PROBLEM DESCRIPTION —
Each entry must appear in the answer exactly as written.

═════ RECORD SET

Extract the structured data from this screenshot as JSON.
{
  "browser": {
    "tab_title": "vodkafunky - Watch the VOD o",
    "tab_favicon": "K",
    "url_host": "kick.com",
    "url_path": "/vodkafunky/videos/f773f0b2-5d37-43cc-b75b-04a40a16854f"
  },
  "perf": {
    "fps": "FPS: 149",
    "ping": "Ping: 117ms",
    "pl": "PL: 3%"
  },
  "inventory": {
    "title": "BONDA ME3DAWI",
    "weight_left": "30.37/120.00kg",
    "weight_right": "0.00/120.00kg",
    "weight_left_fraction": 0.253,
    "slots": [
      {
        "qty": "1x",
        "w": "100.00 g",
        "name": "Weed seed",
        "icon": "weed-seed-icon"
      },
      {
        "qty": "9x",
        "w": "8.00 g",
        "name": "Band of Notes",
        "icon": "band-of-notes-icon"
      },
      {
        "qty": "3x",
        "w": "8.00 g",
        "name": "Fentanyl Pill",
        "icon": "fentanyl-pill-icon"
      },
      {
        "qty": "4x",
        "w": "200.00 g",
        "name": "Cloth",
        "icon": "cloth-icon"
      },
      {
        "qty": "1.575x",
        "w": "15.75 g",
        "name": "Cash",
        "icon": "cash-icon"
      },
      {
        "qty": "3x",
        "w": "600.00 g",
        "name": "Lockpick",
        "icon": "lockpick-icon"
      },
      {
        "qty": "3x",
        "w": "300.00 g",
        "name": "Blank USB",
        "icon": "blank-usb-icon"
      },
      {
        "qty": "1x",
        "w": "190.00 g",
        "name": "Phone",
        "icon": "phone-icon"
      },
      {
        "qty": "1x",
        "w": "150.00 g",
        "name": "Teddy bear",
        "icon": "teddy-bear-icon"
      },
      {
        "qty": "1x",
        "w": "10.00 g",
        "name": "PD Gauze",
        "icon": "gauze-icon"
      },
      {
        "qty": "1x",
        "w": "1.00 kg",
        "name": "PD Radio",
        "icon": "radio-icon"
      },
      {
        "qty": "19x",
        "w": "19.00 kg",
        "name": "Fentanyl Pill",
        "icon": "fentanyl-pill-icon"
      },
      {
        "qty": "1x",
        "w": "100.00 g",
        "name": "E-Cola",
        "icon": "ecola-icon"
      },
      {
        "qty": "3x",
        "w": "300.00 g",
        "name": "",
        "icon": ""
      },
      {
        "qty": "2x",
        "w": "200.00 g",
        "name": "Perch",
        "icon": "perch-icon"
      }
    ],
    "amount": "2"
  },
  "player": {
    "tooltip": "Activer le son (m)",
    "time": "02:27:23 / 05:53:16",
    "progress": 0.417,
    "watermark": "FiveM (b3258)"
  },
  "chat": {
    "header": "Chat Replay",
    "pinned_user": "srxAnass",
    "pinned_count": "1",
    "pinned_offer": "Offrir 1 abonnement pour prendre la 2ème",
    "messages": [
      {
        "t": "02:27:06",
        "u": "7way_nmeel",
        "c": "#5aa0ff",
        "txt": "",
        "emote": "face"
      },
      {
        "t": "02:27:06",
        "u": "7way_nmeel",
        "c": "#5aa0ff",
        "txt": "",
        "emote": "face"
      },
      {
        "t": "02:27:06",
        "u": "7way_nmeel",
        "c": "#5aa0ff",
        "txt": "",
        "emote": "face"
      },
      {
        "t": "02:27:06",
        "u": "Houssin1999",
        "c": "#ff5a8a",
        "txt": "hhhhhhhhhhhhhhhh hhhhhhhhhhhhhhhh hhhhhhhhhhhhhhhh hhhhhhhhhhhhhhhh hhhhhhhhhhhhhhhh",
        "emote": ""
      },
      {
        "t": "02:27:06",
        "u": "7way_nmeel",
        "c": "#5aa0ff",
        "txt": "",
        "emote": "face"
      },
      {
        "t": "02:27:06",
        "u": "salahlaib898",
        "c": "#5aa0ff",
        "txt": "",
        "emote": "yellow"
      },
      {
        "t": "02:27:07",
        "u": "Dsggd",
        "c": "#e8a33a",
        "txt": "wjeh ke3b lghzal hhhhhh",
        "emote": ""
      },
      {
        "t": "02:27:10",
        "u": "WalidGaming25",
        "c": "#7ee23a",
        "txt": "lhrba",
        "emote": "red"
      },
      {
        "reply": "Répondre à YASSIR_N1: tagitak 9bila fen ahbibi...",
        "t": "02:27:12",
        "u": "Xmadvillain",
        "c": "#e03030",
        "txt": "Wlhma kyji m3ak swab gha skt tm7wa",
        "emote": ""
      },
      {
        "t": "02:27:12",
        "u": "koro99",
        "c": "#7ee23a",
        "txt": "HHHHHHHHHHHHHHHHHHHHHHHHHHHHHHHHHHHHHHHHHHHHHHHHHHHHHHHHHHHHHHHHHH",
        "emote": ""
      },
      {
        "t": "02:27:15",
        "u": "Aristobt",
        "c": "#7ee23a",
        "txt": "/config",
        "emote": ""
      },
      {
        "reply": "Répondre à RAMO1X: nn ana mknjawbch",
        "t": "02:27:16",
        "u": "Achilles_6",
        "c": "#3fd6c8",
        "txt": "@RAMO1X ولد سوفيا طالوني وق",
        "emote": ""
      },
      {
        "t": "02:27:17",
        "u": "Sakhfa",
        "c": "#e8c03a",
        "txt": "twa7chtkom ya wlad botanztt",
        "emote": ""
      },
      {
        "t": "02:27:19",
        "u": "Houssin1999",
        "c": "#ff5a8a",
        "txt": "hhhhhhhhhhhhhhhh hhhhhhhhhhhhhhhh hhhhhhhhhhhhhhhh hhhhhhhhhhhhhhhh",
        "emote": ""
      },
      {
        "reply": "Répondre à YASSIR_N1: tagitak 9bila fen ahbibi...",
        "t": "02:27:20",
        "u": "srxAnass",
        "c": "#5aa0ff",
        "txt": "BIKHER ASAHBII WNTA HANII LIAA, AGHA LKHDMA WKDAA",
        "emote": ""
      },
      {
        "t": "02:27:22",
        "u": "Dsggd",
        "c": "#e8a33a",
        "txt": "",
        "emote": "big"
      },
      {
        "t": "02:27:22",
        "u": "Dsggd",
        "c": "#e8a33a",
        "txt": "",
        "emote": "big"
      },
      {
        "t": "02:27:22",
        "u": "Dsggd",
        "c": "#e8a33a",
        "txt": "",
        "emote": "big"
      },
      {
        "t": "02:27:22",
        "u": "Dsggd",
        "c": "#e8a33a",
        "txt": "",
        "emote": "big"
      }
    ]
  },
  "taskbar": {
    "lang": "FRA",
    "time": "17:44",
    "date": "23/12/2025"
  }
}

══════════

OUTPUT OF THE TASK —
Extract the structured data from this screenshot as JSON.
{
  "browser": {
    "tab_title": "vodkafunky - Watch the VOD o",
    "tab_favicon": "K",
    "url_host": "kick.com",
    "url_path": "/vodkafunky/videos/f773f0b2-5d37-43cc-b75b-04a40a16854f"
  },
  "perf": {
    "fps": "FPS: 149",
    "ping": "Ping: 117ms",
    "pl": "PL: 3%"
  },
  "inventory": {
    "title": "BONDA ME3DAWI",
    "weight_left": "30.37/120.00kg",
    "weight_right": "0.00/120.00kg",
    "weight_left_fraction": 0.253,
    "slots": [
      {
        "qty": "1x",
        "w": "100.00 g",
        "name": "Weed seed",
        "icon": "weed-seed-icon"
      },
      {
        "qty": "9x",
        "w": "8.00 g",
        "name": "Band of Notes",
        "icon": "band-of-notes-icon"
      },
      {
        "qty": "3x",
        "w": "8.00 g",
        "name": "Fentanyl Pill",
        "icon": "fentanyl-pill-icon"
      },
      {
        "qty": "4x",
        "w": "200.00 g",
        "name": "Cloth",
        "icon": "cloth-icon"
      },
      {
        "qty": "1.575x",
        "w": "15.75 g",
        "name": "Cash",
        "icon": "cash-icon"
      },
      {
        "qty": "3x",
        "w": "600.00 g",
        "name": "Lockpick",
        "icon": "lockpick-icon"
      },
      {
        "qty": "3x",
        "w": "300.00 g",
        "name": "Blank USB",
        "icon": "blank-usb-icon"
      },
      {
        "qty": "1x",
        "w": "190.00 g",
        "name": "Phone",
        "icon": "phone-icon"
      },
      {
        "qty": "1x",
        "w": "150.00 g",
        "name": "Teddy bear",
        "icon": "teddy-bear-icon"
      },
      {
        "qty": "1x",
        "w": "10.00 g",
        "name": "PD Gauze",
        "icon": "gauze-icon"
      },
      {
        "qty": "1x",
        "w": "1.00 kg",
        "name": "PD Radio",
        "icon": "radio-icon"
      },
      {
        "qty": "19x",
        "w": "19.00 kg",
        "name": "Fentanyl Pill",
        "icon": "fentanyl-pill-icon"
      },
      {
        "qty": "1x",
        "w": "100.00 g",
        "name": "E-Cola",
        "icon": "ecola-icon"
      },
      {
        "qty": "3x",
        "w": "300.00 g",
        "name": "",
        "icon": ""
      },
      {
        "qty": "2x",
        "w": "200.00 g",
        "name": "Perch",
        "icon": "perch-icon"
      }
    ],
    "amount": "2"
  },
  "player": {
    "tooltip": "Activer le son (m)",
    "time": "02:27:23 / 05:53:16",
    "progress": 0.417,
    "watermark": "FiveM (b3258)"
  },
  "chat": {
    "header": "Chat Replay",
    "pinned_user": "srxAnass",
    "pinned_count": "1",
    "pinned_offer": "Offrir 1 abonnement pour prendre la 2ème",
    "messages": [
      {
        "t": "02:27:06",
        "u": "7way_nmeel",
        "c": "#5aa0ff",
        "txt": "",
        "emote": "face"
      },
      {
        "t": "02:27:06",
        "u": "7way_nmeel",
        "c": "#5aa0ff",
        "txt": "",
        "emote": "face"
      },
      {
        "t": "02:27:06",
        "u": "7way_nmeel",
        "c": "#5aa0ff",
        "txt": "",
        "emote": "face"
      },
      {
        "t": "02:27:06",
        "u": "Houssin1999",
        "c": "#ff5a8a",
        "txt": "hhhhhhhhhhhhhhhh hhhhhhhhhhhhhhhh hhhhhhhhhhhhhhhh hhhhhhhhhhhhhhhh hhhhhhhhhhhhhhhh",
        "emote": ""
      },
      {
        "t": "02:27:06",
        "u": "7way_nmeel",
        "c": "#5aa0ff",
        "txt": "",
        "emote": "face"
      },
      {
        "t": "02:27:06",
        "u": "salahlaib898",
        "c": "#5aa0ff",
        "txt": "",
        "emote": "yellow"
      },
      {
        "t": "02:27:07",
        "u": "Dsggd",
        "c": "#e8a33a",
        "txt": "wjeh ke3b lghzal hhhhhh",
        "emote": ""
      },
      {
        "t": "02:27:10",
        "u": "WalidGaming25",
        "c": "#7ee23a",
        "txt": "lhrba",
        "emote": "red"
      },
      {
        "reply": "Répondre à YASSIR_N1: tagitak 9bila fen ahbibi...",
        "t": "02:27:12",
        "u": "Xmadvillain",
        "c": "#e03030",
        "txt": "Wlhma kyji m3ak swab gha skt tm7wa",
        "emote": ""
      },
      {
        "t": "02:27:12",
        "u": "koro99",
        "c": "#7ee23a",
        "txt": "HHHHHHHHHHHHHHHHHHHHHHHHHHHHHHHHHHHHHHHHHHHHHHHHHHHHHHHHHHHHHHHHHH",
        "emote": ""
      },
      {
        "t": "02:27:15",
        "u": "Aristobt",
        "c": "#7ee23a",
        "txt": "/config",
        "emote": ""
      },
      {
        "reply": "Répondre à RAMO1X: nn ana mknjawbch",
        "t": "02:27:16",
        "u": "Achilles_6",
        "c": "#3fd6c8",
        "txt": "@RAMO1X ولد سوفيا طالوني وق",
        "emote": ""
      },
      {
        "t": "02:27:17",
        "u": "Sakhfa",
        "c": "#e8c03a",
        "txt": "twa7chtkom ya wlad botanztt",
        "emote": ""
      },
      {
        "t": "02:27:19",
        "u": "Houssin1999",
        "c": "#ff5a8a",
        "txt": "hhhhhhhhhhhhhhhh hhhhhhhhhhhhhhhh hhhhhhhhhhhhhhhh hhhhhhhhhhhhhhhh",
        "emote": ""
      },
      {
        "reply": "Répondre à YASSIR_N1: tagitak 9bila fen ahbibi...",
        "t": "02:27:20",
        "u": "srxAnass",
        "c": "#5aa0ff",
        "txt": "BIKHER ASAHBII WNTA HANII LIAA, AGHA LKHDMA WKDAA",
        "emote": ""
      },
      {
        "t": "02:27:22",
        "u": "Dsggd",
        "c": "#e8a33a",
        "txt": "",
        "emote": "big"
      },
      {
        "t": "02:27:22",
        "u": "Dsggd",
        "c": "#e8a33a",
        "txt": "",
        "emote": "big"
      },
      {
        "t": "02:27:22",
        "u": "Dsggd",
        "c": "#e8a33a",
        "txt": "",
        "emote": "big"
      },
      {
        "t": "02:27:22",
        "u": "Dsggd",
        "c": "#e8a33a",
        "txt": "",
        "emote": "big"
      }
    ]
  },
  "taskbar": {
    "lang": "FRA",
    "time": "17:44",
    "date": "23/12/2025"
  }
}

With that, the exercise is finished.